**Work item**.
What you hand back must match the records word for word, with no pictures.

[Excerpts from an interface dataset]
--- --- ---
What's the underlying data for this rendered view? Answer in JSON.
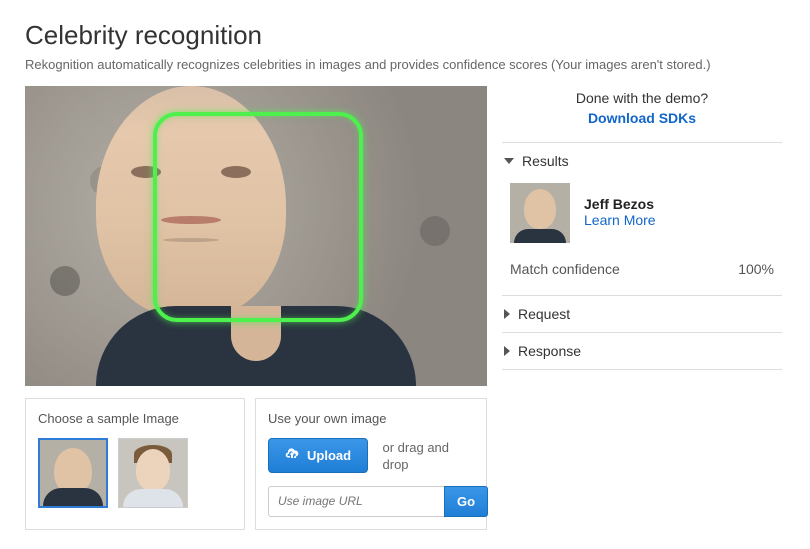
{
  "header": {
    "title": "Celebrity recognition",
    "subtitle": "Rekognition automatically recognizes celebrities in images and provides confidence scores (Your images aren't stored.)"
  },
  "samples": {
    "label": "Choose a sample Image"
  },
  "own_image": {
    "label": "Use your own image",
    "upload_button": "Upload",
    "drag_hint": "or drag and drop",
    "url_placeholder": "Use image URL",
    "go_button": "Go"
  },
  "sidebar": {
    "demo_done": "Done with the demo?",
    "download_link": "Download SDKs",
    "sections": {
      "results": "Results",
      "request": "Request",
      "response": "Response"
    }
  },
  "result": {
    "name": "Jeff Bezos",
    "learn_more": "Learn More",
    "confidence_label": "Match confidence",
    "confidence_value": "100%"
  }
}
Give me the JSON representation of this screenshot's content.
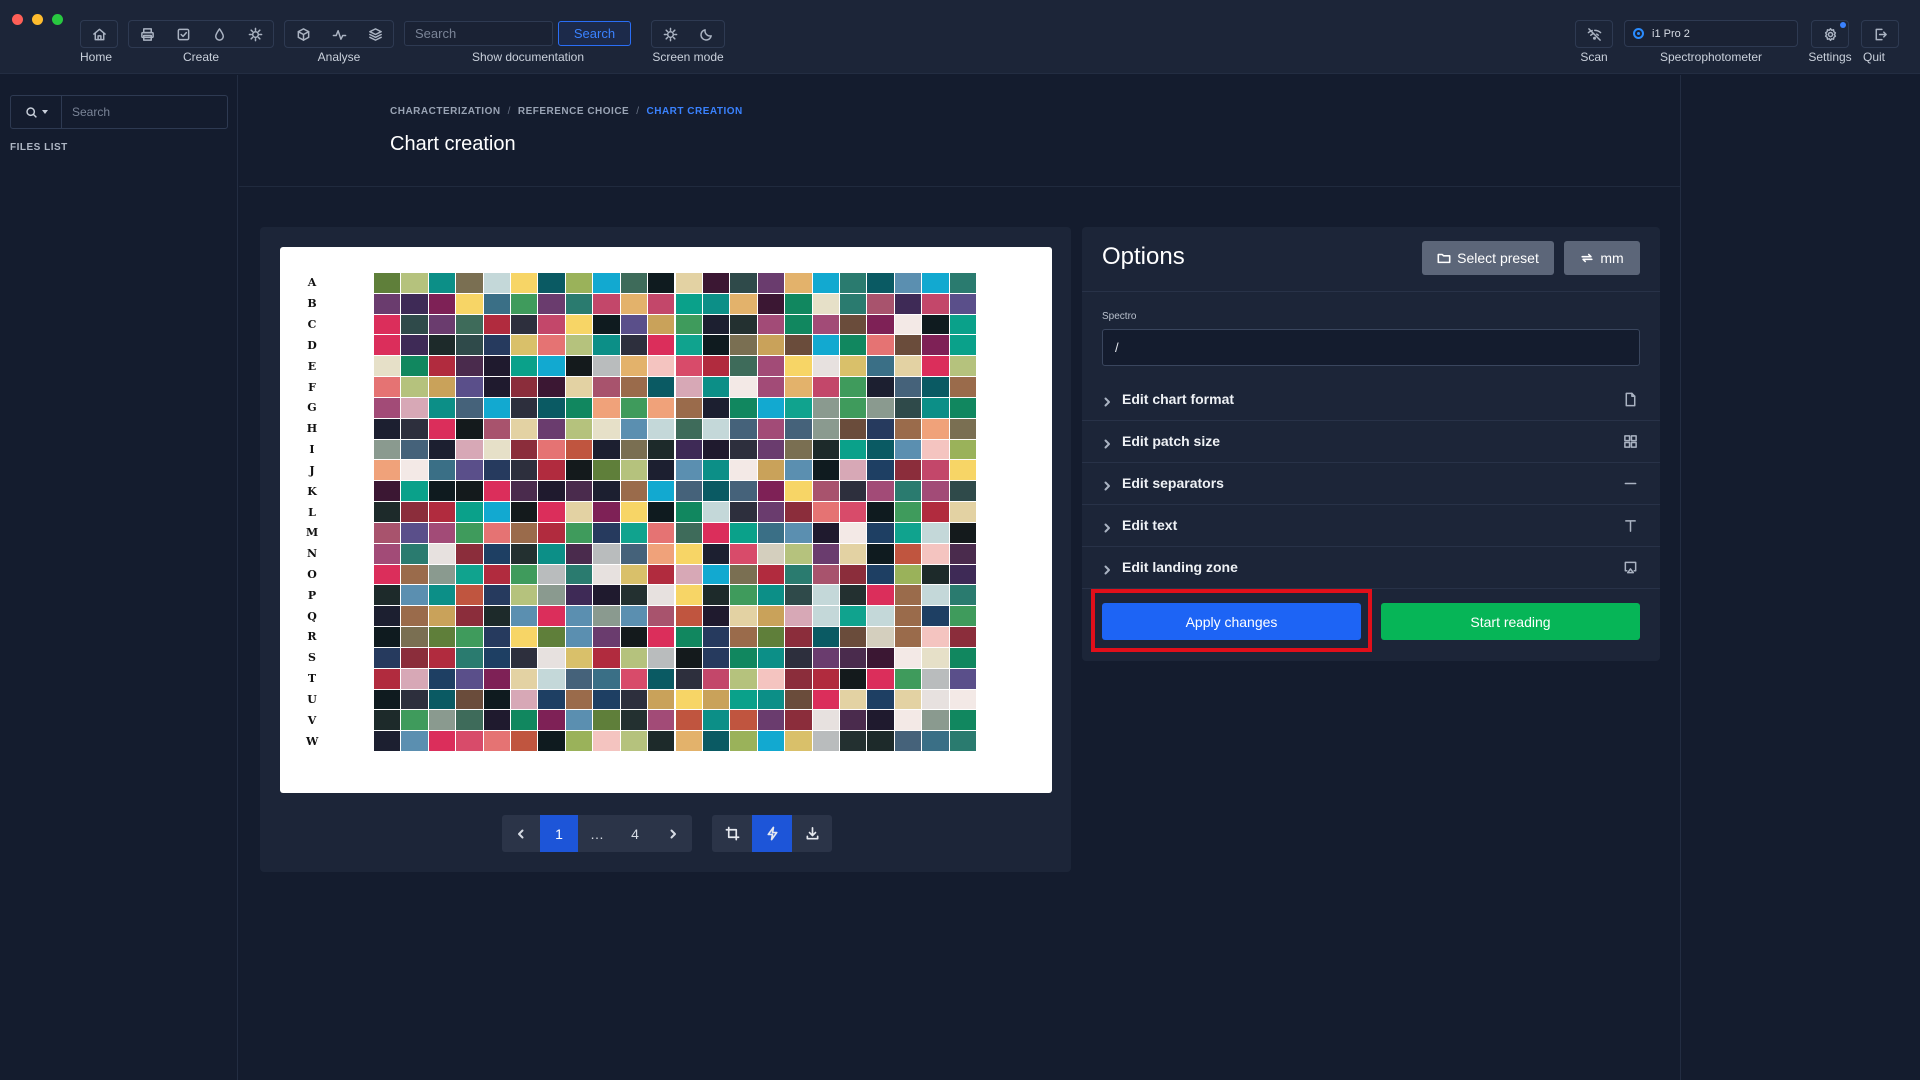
{
  "toolbar": {
    "home_label": "Home",
    "create_label": "Create",
    "analyse_label": "Analyse",
    "search_placeholder": "Search",
    "search_button": "Search",
    "doc_label": "Show documentation",
    "screen_mode_label": "Screen mode",
    "scan_label": "Scan",
    "device_name": "i1 Pro 2",
    "spectro_label": "Spectrophotometer",
    "settings_label": "Settings",
    "quit_label": "Quit"
  },
  "sidebar": {
    "search_placeholder": "Search",
    "files_list_label": "FILES LIST"
  },
  "breadcrumb": {
    "items": [
      "CHARACTERIZATION",
      "REFERENCE CHOICE",
      "CHART CREATION"
    ],
    "separator": "/"
  },
  "page": {
    "title": "Chart creation"
  },
  "chart": {
    "row_labels": [
      "A",
      "B",
      "C",
      "D",
      "E",
      "F",
      "G",
      "H",
      "I",
      "J",
      "K",
      "L",
      "M",
      "N",
      "O",
      "P",
      "Q",
      "R",
      "S",
      "T",
      "U",
      "V",
      "W"
    ],
    "columns": 22,
    "pager": {
      "pages": [
        "1",
        "…",
        "4"
      ],
      "current": "1"
    }
  },
  "options": {
    "title": "Options",
    "select_preset": "Select preset",
    "unit": "mm",
    "spectro_label": "Spectro",
    "spectro_value": "/",
    "rows": [
      {
        "label": "Edit chart format"
      },
      {
        "label": "Edit patch size"
      },
      {
        "label": "Edit separators"
      },
      {
        "label": "Edit text"
      },
      {
        "label": "Edit landing zone"
      }
    ],
    "apply_label": "Apply changes",
    "start_label": "Start reading"
  },
  "colors": {
    "accent": "#1d64f5",
    "success": "#06b557",
    "highlight": "#e10f1a",
    "background": "#141c2e",
    "panel": "#1c2538"
  },
  "icons": {
    "home": "home-icon",
    "print": "printer-icon",
    "checklist": "checkbox-icon",
    "drop": "drop-icon",
    "light": "sun-icon",
    "analyse_cube": "cube-icon",
    "pulse": "pulse-icon",
    "layers": "layers-icon",
    "sun": "sun-icon",
    "moon": "moon-icon",
    "scan": "wifi-off-icon",
    "settings": "gear-icon",
    "quit": "logout-icon"
  }
}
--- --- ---
**Answer to this exercise**.
What's the underlying data for this rendered view? Answer in JSON.
{
  "header": {
    "title": "Celebrity recognition",
    "subtitle": "Rekognition automatically recognizes celebrities in images and provides confidence scores (Your images aren't stored.)"
  },
  "samples": {
    "label": "Choose a sample Image"
  },
  "own_image": {
    "label": "Use your own image",
    "upload_button": "Upload",
    "drag_hint": "or drag and drop",
    "url_placeholder": "Use image URL",
    "go_button": "Go"
  },
  "sidebar": {
    "demo_done": "Done with the demo?",
    "download_link": "Download SDKs",
    "sections": {
      "results": "Results",
      "request": "Request",
      "response": "Response"
    }
  },
  "result": {
    "name": "Jeff Bezos",
    "learn_more": "Learn More",
    "confidence_label": "Match confidence",
    "confidence_value": "100%"
  }
}
Give me the JSON representation of this screenshot's content.
{
  "toolbar": {
    "home_label": "Home",
    "create_label": "Create",
    "analyse_label": "Analyse",
    "search_placeholder": "Search",
    "search_button": "Search",
    "doc_label": "Show documentation",
    "screen_mode_label": "Screen mode",
    "scan_label": "Scan",
    "device_name": "i1 Pro 2",
    "spectro_label": "Spectrophotometer",
    "settings_label": "Settings",
    "quit_label": "Quit"
  },
  "sidebar": {
    "search_placeholder": "Search",
    "files_list_label": "FILES LIST"
  },
  "breadcrumb": {
    "items": [
      "CHARACTERIZATION",
      "REFERENCE CHOICE",
      "CHART CREATION"
    ],
    "separator": "/"
  },
  "page": {
    "title": "Chart creation"
  },
  "chart": {
    "row_labels": [
      "A",
      "B",
      "C",
      "D",
      "E",
      "F",
      "G",
      "H",
      "I",
      "J",
      "K",
      "L",
      "M",
      "N",
      "O",
      "P",
      "Q",
      "R",
      "S",
      "T",
      "U",
      "V",
      "W"
    ],
    "columns": 22,
    "pager": {
      "pages": [
        "1",
        "…",
        "4"
      ],
      "current": "1"
    }
  },
  "options": {
    "title": "Options",
    "select_preset": "Select preset",
    "unit": "mm",
    "spectro_label": "Spectro",
    "spectro_value": "/",
    "rows": [
      {
        "label": "Edit chart format"
      },
      {
        "label": "Edit patch size"
      },
      {
        "label": "Edit separators"
      },
      {
        "label": "Edit text"
      },
      {
        "label": "Edit landing zone"
      }
    ],
    "apply_label": "Apply changes",
    "start_label": "Start reading"
  },
  "colors": {
    "accent": "#1d64f5",
    "success": "#06b557",
    "highlight": "#e10f1a",
    "background": "#141c2e",
    "panel": "#1c2538"
  },
  "icons": {
    "home": "home-icon",
    "print": "printer-icon",
    "checklist": "checkbox-icon",
    "drop": "drop-icon",
    "light": "sun-icon",
    "analyse_cube": "cube-icon",
    "pulse": "pulse-icon",
    "layers": "layers-icon",
    "sun": "sun-icon",
    "moon": "moon-icon",
    "scan": "wifi-off-icon",
    "settings": "gear-icon",
    "quit": "logout-icon"
  }
}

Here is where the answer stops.